Tuesday, April 2 at 7 pm, “Jewish Cultural Expression under Nazi Occupation: The Case of the Warsaw Ghetto.” Speaker: Samuel Kassow, Trinity College.

 

The Samuel and Dorothy Frankel Memorial Lecture

Joe Amar, album cover of “An Evening With Jo Amar In Old Jerusalem”, Judaica Sound Archives, Florida Atlantic University

 

 

Wednesday, April 17 at 8 pm at Usdan Room 108.
Professor Edwin Seroussi will speak on “Israeli Musical Paradoxes: The Case of Joe Amar (1930-2009)”

Israeli Film Festival

We had our Sixth Annual Ring Family Wesleyan University Israeli Film Festival on January 31. My Australia captured the audience’s attention with the complicated issues it raised concerning post war anti – semitism in Poland, neo – Nazism and cultural identity. Professor Magda Teter commented upon those issues and put them in their historical context. Please join us next Thursday, February 7 at 8 pm at the Goldsmith Cinema for the screening of the movie The Fifth Heaven.

Greetings

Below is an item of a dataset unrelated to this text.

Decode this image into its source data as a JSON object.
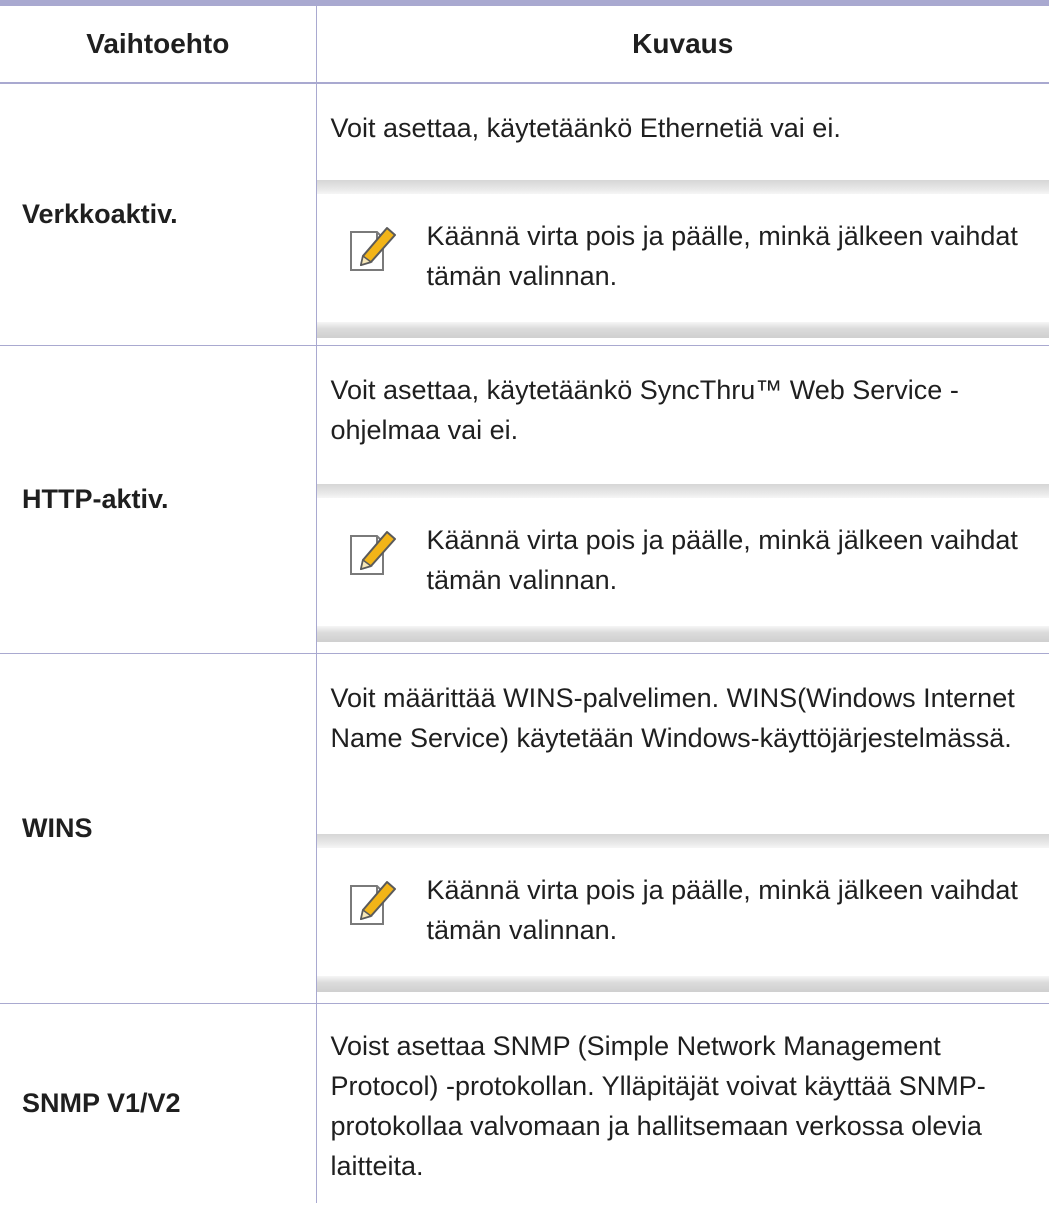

Greetings and Beruchim Habaim  to friends of Jewish and Israel studies. I am delighted to serve as the interim chair this year. This is going to be an exciting and rich year full of cultural and intellectual events. Please mark your calendar for Thursday October 25 at noon at 108 Usdan Student Center. The Jewish and Israel studies will hold an open house. Lunch and information will be provided. During this event you will get the chance to meet and socialize with our faculty and students, learn about our exciting cultural series including our annual Israeli Film Festival and the Contemporary Israelis Voices Series, be introduced to new courses taught by our distinguished visitors and more. Please join us and bring friends with you. The next event will take place on October 30. Please check our event calendar for more details.